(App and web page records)
+-------+

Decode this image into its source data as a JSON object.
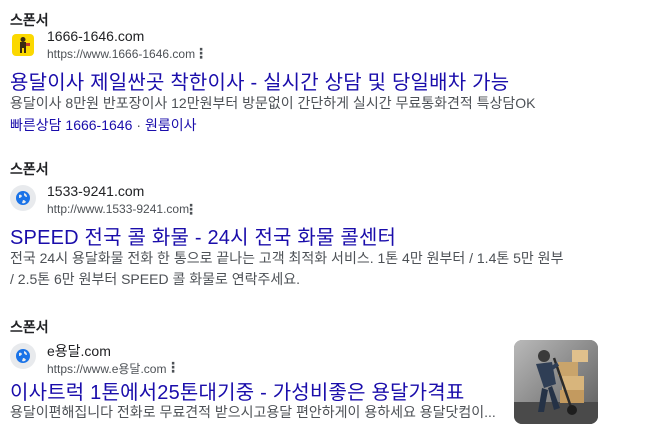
{
  "ads": [
    {
      "sponsor_label": "스폰서",
      "site_name": "1666-1646.com",
      "site_url": "https://www.1666-1646.com",
      "title": "용달이사 제일싼곳 착한이사 - 실시간 상담 및 당일배차 가능",
      "description": "용달이사 8만원 반포장이사 12만원부터 방문없이 간단하게 실시간 무료통화견적 특상담OK",
      "sitelinks": [
        "빠른상담 1666-1646",
        "원룸이사"
      ],
      "favicon": "mover-logo-icon"
    },
    {
      "sponsor_label": "스폰서",
      "site_name": "1533-9241.com",
      "site_url": "http://www.1533-9241.com",
      "title": "SPEED 전국 콜 화물 - 24시 전국 화물 콜센터",
      "description_lines": [
        "전국 24시 용달화물 전화 한 통으로 끝나는 고객 최적화 서비스. 1톤 4만 원부터 / 1.4톤 5만 원부",
        "/ 2.5톤 6만 원부터 SPEED 콜 화물로 연락주세요."
      ],
      "favicon": "globe-icon"
    },
    {
      "sponsor_label": "스폰서",
      "site_name": "e용달.com",
      "site_url": "https://www.e용달.com",
      "title": "이사트럭 1톤에서25톤대기중 - 가성비좋은 용달가격표",
      "description": "용달이편해집니다 전화로 무료견적 받으시고용달 편안하게이 용하세요 용달닷컴이...",
      "favicon": "globe-icon",
      "thumbnail": "worker-with-hand-truck-image"
    }
  ],
  "colors": {
    "title_link": "#1a0dab",
    "text": "#202124",
    "muted": "#4d5156"
  }
}
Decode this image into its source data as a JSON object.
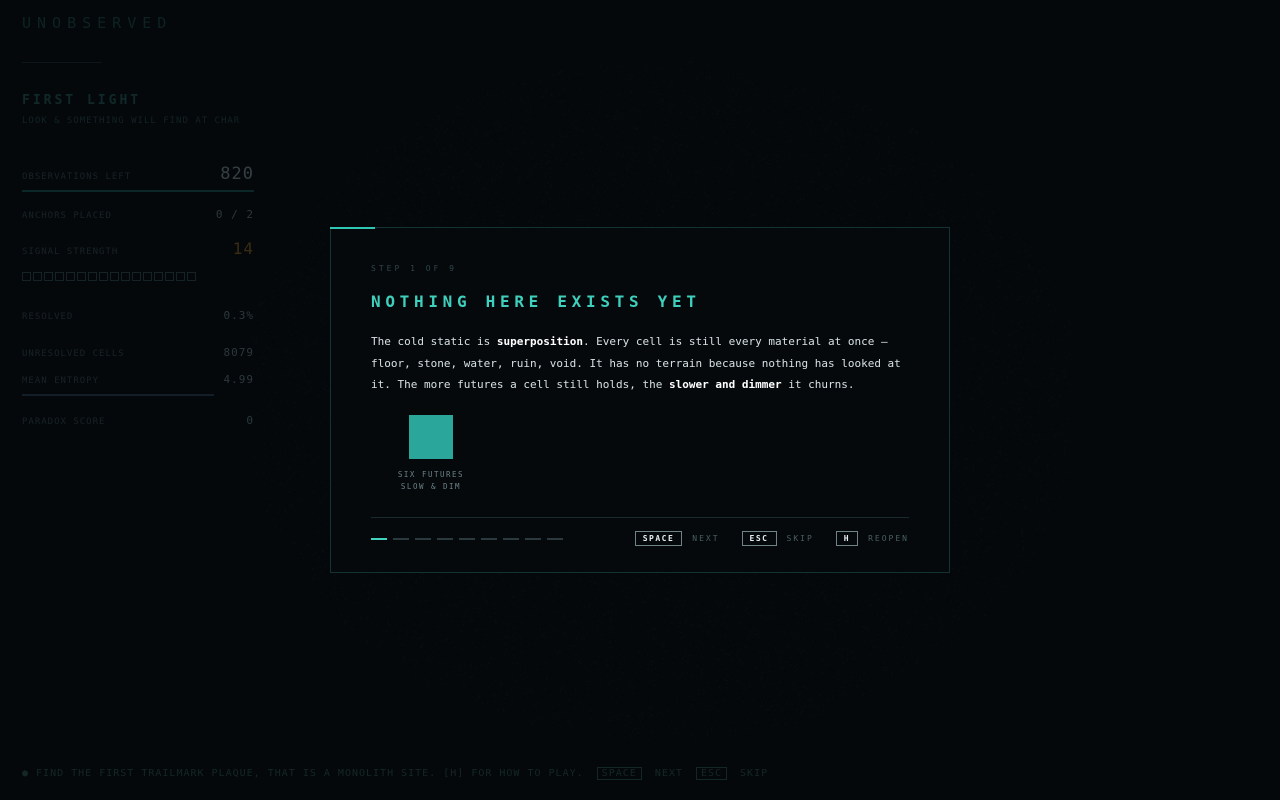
{
  "hud": {
    "game_title": "UNOBSERVED",
    "chapter_title": "FIRST LIGHT",
    "chapter_subtitle": "LOOK & SOMETHING WILL FIND AT CHAR",
    "observation_label": "OBSERVATIONS LEFT",
    "observation_value": "820",
    "anchors_label": "ANCHORS PLACED",
    "anchors_value": "0 / 2",
    "signal_label": "SIGNAL STRENGTH",
    "signal_value": "14",
    "resolved_label": "RESOLVED",
    "resolved_value": "0.3%",
    "unresolved_label": "UNRESOLVED CELLS",
    "unresolved_value": "8079",
    "mean_entropy_label": "MEAN ENTROPY",
    "mean_entropy_value": "4.99",
    "paradox_label": "PARADOX SCORE",
    "paradox_value": "0",
    "signal_squares": 16
  },
  "footer": {
    "text": "● FIND THE FIRST TRAILMARK PLAQUE, THAT IS A MONOLITH SITE. [H] FOR HOW TO PLAY.",
    "key1": "SPACE",
    "key1_label": "NEXT",
    "key2": "ESC",
    "key2_label": "SKIP"
  },
  "tutorial": {
    "step_label": "STEP 1 OF 9",
    "title": "NOTHING HERE EXISTS YET",
    "p_1": "The cold static is ",
    "b_1": "superposition",
    "p_2": ". Every cell is still every material at once — floor, stone, water, ruin, void. It has no terrain because nothing has looked at it. The more futures a cell still holds, the ",
    "b_2": "slower and dimmer",
    "p_3": " it churns.",
    "swatch_caption_1": "SIX FUTURES",
    "swatch_caption_2": "SLOW & DIM",
    "swatch_color": "#2aa69a",
    "total_steps": 9,
    "current_step": 1,
    "key_next": "SPACE",
    "key_next_label": "NEXT",
    "key_skip": "ESC",
    "key_skip_label": "SKIP",
    "key_reopen": "H",
    "key_reopen_label": "REOPEN"
  },
  "colors": {
    "accent": "#40d3c0",
    "background": "#05080b",
    "amber": "#a77a22"
  }
}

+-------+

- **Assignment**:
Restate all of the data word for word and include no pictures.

- **Your solution**:
Decode this image into its source data as a JSON object.
{
  "ads": [
    {
      "sponsor_label": "스폰서",
      "site_name": "1666-1646.com",
      "site_url": "https://www.1666-1646.com",
      "title": "용달이사 제일싼곳 착한이사 - 실시간 상담 및 당일배차 가능",
      "description": "용달이사 8만원 반포장이사 12만원부터 방문없이 간단하게 실시간 무료통화견적 특상담OK",
      "sitelinks": [
        "빠른상담 1666-1646",
        "원룸이사"
      ],
      "favicon": "mover-logo-icon"
    },
    {
      "sponsor_label": "스폰서",
      "site_name": "1533-9241.com",
      "site_url": "http://www.1533-9241.com",
      "title": "SPEED 전국 콜 화물 - 24시 전국 화물 콜센터",
      "description_lines": [
        "전국 24시 용달화물 전화 한 통으로 끝나는 고객 최적화 서비스. 1톤 4만 원부터 / 1.4톤 5만 원부",
        "/ 2.5톤 6만 원부터 SPEED 콜 화물로 연락주세요."
      ],
      "favicon": "globe-icon"
    },
    {
      "sponsor_label": "스폰서",
      "site_name": "e용달.com",
      "site_url": "https://www.e용달.com",
      "title": "이사트럭 1톤에서25톤대기중 - 가성비좋은 용달가격표",
      "description": "용달이편해집니다 전화로 무료견적 받으시고용달 편안하게이 용하세요 용달닷컴이...",
      "favicon": "globe-icon",
      "thumbnail": "worker-with-hand-truck-image"
    }
  ],
  "colors": {
    "title_link": "#1a0dab",
    "text": "#202124",
    "muted": "#4d5156"
  }
}
Decode this image into its source data as a JSON object.
{
  "hud": {
    "game_title": "UNOBSERVED",
    "chapter_title": "FIRST LIGHT",
    "chapter_subtitle": "LOOK & SOMETHING WILL FIND AT CHAR",
    "observation_label": "OBSERVATIONS LEFT",
    "observation_value": "820",
    "anchors_label": "ANCHORS PLACED",
    "anchors_value": "0 / 2",
    "signal_label": "SIGNAL STRENGTH",
    "signal_value": "14",
    "resolved_label": "RESOLVED",
    "resolved_value": "0.3%",
    "unresolved_label": "UNRESOLVED CELLS",
    "unresolved_value": "8079",
    "mean_entropy_label": "MEAN ENTROPY",
    "mean_entropy_value": "4.99",
    "paradox_label": "PARADOX SCORE",
    "paradox_value": "0",
    "signal_squares": 16
  },
  "footer": {
    "text": "● FIND THE FIRST TRAILMARK PLAQUE, THAT IS A MONOLITH SITE. [H] FOR HOW TO PLAY.",
    "key1": "SPACE",
    "key1_label": "NEXT",
    "key2": "ESC",
    "key2_label": "SKIP"
  },
  "tutorial": {
    "step_label": "STEP 1 OF 9",
    "title": "NOTHING HERE EXISTS YET",
    "p_1": "The cold static is ",
    "b_1": "superposition",
    "p_2": ". Every cell is still every material at once — floor, stone, water, ruin, void. It has no terrain because nothing has looked at it. The more futures a cell still holds, the ",
    "b_2": "slower and dimmer",
    "p_3": " it churns.",
    "swatch_caption_1": "SIX FUTURES",
    "swatch_caption_2": "SLOW & DIM",
    "swatch_color": "#2aa69a",
    "total_steps": 9,
    "current_step": 1,
    "key_next": "SPACE",
    "key_next_label": "NEXT",
    "key_skip": "ESC",
    "key_skip_label": "SKIP",
    "key_reopen": "H",
    "key_reopen_label": "REOPEN"
  },
  "colors": {
    "accent": "#40d3c0",
    "background": "#05080b",
    "amber": "#a77a22"
  }
}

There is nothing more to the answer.